Records from a dataset:
★ ★ ★

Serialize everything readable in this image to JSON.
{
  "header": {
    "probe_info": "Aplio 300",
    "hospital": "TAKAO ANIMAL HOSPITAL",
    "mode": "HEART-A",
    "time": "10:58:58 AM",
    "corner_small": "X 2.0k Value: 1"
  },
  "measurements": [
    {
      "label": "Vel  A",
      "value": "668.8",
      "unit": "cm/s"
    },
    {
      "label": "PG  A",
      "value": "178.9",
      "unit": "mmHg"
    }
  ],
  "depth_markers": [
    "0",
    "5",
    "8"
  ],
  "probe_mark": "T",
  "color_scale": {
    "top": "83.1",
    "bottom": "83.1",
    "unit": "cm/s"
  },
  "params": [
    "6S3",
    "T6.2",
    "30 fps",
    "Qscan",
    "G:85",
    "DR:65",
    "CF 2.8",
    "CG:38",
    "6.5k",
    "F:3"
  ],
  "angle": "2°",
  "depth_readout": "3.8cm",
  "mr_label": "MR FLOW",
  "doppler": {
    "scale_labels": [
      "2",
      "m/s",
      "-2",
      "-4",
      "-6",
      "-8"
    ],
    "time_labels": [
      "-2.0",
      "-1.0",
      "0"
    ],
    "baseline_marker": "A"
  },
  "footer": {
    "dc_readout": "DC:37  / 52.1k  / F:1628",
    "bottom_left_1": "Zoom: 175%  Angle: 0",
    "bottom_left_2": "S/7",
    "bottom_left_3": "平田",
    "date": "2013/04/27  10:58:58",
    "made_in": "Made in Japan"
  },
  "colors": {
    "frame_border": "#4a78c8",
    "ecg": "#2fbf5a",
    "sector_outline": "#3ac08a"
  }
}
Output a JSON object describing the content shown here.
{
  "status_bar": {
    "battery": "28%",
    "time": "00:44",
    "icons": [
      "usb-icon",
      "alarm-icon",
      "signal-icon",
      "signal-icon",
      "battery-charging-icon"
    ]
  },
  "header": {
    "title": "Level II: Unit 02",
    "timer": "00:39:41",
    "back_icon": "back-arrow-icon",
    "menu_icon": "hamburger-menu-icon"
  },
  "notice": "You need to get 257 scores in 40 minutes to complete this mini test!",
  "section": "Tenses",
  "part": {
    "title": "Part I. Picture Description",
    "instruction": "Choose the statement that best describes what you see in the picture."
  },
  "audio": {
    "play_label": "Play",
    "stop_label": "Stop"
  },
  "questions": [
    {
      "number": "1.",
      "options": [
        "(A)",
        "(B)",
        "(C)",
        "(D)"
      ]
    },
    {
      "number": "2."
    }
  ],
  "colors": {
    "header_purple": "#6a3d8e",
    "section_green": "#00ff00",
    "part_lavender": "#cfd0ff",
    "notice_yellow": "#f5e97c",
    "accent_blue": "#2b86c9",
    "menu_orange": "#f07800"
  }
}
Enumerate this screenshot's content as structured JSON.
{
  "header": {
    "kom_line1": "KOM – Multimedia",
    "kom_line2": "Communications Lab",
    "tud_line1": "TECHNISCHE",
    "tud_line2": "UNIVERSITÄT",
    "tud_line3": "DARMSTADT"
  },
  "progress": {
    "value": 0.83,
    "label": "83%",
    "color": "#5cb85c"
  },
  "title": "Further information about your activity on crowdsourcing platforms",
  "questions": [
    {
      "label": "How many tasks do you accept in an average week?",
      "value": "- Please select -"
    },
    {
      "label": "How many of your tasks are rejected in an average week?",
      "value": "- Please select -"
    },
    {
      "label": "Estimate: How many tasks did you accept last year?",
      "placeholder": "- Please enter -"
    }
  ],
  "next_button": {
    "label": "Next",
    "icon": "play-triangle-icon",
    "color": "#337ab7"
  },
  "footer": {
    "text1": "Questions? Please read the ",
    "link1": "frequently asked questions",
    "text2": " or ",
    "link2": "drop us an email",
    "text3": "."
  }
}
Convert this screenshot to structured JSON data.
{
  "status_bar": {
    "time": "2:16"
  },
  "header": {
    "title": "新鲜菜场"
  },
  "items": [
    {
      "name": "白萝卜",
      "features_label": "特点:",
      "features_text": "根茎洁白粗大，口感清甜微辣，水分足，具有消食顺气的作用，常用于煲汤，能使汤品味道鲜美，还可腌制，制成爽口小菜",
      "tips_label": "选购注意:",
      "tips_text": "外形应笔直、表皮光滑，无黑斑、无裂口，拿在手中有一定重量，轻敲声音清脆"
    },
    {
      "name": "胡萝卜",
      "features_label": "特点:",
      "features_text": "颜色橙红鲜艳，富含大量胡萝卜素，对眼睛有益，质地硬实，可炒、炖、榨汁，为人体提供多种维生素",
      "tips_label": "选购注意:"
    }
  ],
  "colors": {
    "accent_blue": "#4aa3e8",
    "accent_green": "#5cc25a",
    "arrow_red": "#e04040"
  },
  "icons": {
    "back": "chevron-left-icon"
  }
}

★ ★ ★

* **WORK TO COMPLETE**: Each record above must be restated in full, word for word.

* **PROBLEM SOLUTION**:
Serialize everything readable in this image to JSON.
{
  "header": {
    "probe_info": "Aplio 300",
    "hospital": "TAKAO ANIMAL HOSPITAL",
    "mode": "HEART-A",
    "time": "10:58:58 AM",
    "corner_small": "X 2.0k Value: 1"
  },
  "measurements": [
    {
      "label": "Vel  A",
      "value": "668.8",
      "unit": "cm/s"
    },
    {
      "label": "PG  A",
      "value": "178.9",
      "unit": "mmHg"
    }
  ],
  "depth_markers": [
    "0",
    "5",
    "8"
  ],
  "probe_mark": "T",
  "color_scale": {
    "top": "83.1",
    "bottom": "83.1",
    "unit": "cm/s"
  },
  "params": [
    "6S3",
    "T6.2",
    "30 fps",
    "Qscan",
    "G:85",
    "DR:65",
    "CF 2.8",
    "CG:38",
    "6.5k",
    "F:3"
  ],
  "angle": "2°",
  "depth_readout": "3.8cm",
  "mr_label": "MR FLOW",
  "doppler": {
    "scale_labels": [
      "2",
      "m/s",
      "-2",
      "-4",
      "-6",
      "-8"
    ],
    "time_labels": [
      "-2.0",
      "-1.0",
      "0"
    ],
    "baseline_marker": "A"
  },
  "footer": {
    "dc_readout": "DC:37  / 52.1k  / F:1628",
    "bottom_left_1": "Zoom: 175%  Angle: 0",
    "bottom_left_2": "S/7",
    "bottom_left_3": "平田",
    "date": "2013/04/27  10:58:58",
    "made_in": "Made in Japan"
  },
  "colors": {
    "frame_border": "#4a78c8",
    "ecg": "#2fbf5a",
    "sector_outline": "#3ac08a"
  }
}
Output a JSON object describing the content shown here.
{
  "status_bar": {
    "battery": "28%",
    "time": "00:44",
    "icons": [
      "usb-icon",
      "alarm-icon",
      "signal-icon",
      "signal-icon",
      "battery-charging-icon"
    ]
  },
  "header": {
    "title": "Level II: Unit 02",
    "timer": "00:39:41",
    "back_icon": "back-arrow-icon",
    "menu_icon": "hamburger-menu-icon"
  },
  "notice": "You need to get 257 scores in 40 minutes to complete this mini test!",
  "section": "Tenses",
  "part": {
    "title": "Part I. Picture Description",
    "instruction": "Choose the statement that best describes what you see in the picture."
  },
  "audio": {
    "play_label": "Play",
    "stop_label": "Stop"
  },
  "questions": [
    {
      "number": "1.",
      "options": [
        "(A)",
        "(B)",
        "(C)",
        "(D)"
      ]
    },
    {
      "number": "2."
    }
  ],
  "colors": {
    "header_purple": "#6a3d8e",
    "section_green": "#00ff00",
    "part_lavender": "#cfd0ff",
    "notice_yellow": "#f5e97c",
    "accent_blue": "#2b86c9",
    "menu_orange": "#f07800"
  }
}
Enumerate this screenshot's content as structured JSON.
{
  "header": {
    "kom_line1": "KOM – Multimedia",
    "kom_line2": "Communications Lab",
    "tud_line1": "TECHNISCHE",
    "tud_line2": "UNIVERSITÄT",
    "tud_line3": "DARMSTADT"
  },
  "progress": {
    "value": 0.83,
    "label": "83%",
    "color": "#5cb85c"
  },
  "title": "Further information about your activity on crowdsourcing platforms",
  "questions": [
    {
      "label": "How many tasks do you accept in an average week?",
      "value": "- Please select -"
    },
    {
      "label": "How many of your tasks are rejected in an average week?",
      "value": "- Please select -"
    },
    {
      "label": "Estimate: How many tasks did you accept last year?",
      "placeholder": "- Please enter -"
    }
  ],
  "next_button": {
    "label": "Next",
    "icon": "play-triangle-icon",
    "color": "#337ab7"
  },
  "footer": {
    "text1": "Questions? Please read the ",
    "link1": "frequently asked questions",
    "text2": " or ",
    "link2": "drop us an email",
    "text3": "."
  }
}
Convert this screenshot to structured JSON data.
{
  "status_bar": {
    "time": "2:16"
  },
  "header": {
    "title": "新鲜菜场"
  },
  "items": [
    {
      "name": "白萝卜",
      "features_label": "特点:",
      "features_text": "根茎洁白粗大，口感清甜微辣，水分足，具有消食顺气的作用，常用于煲汤，能使汤品味道鲜美，还可腌制，制成爽口小菜",
      "tips_label": "选购注意:",
      "tips_text": "外形应笔直、表皮光滑，无黑斑、无裂口，拿在手中有一定重量，轻敲声音清脆"
    },
    {
      "name": "胡萝卜",
      "features_label": "特点:",
      "features_text": "颜色橙红鲜艳，富含大量胡萝卜素，对眼睛有益，质地硬实，可炒、炖、榨汁，为人体提供多种维生素",
      "tips_label": "选购注意:"
    }
  ],
  "colors": {
    "accent_blue": "#4aa3e8",
    "accent_green": "#5cc25a",
    "arrow_red": "#e04040"
  },
  "icons": {
    "back": "chevron-left-icon"
  }
}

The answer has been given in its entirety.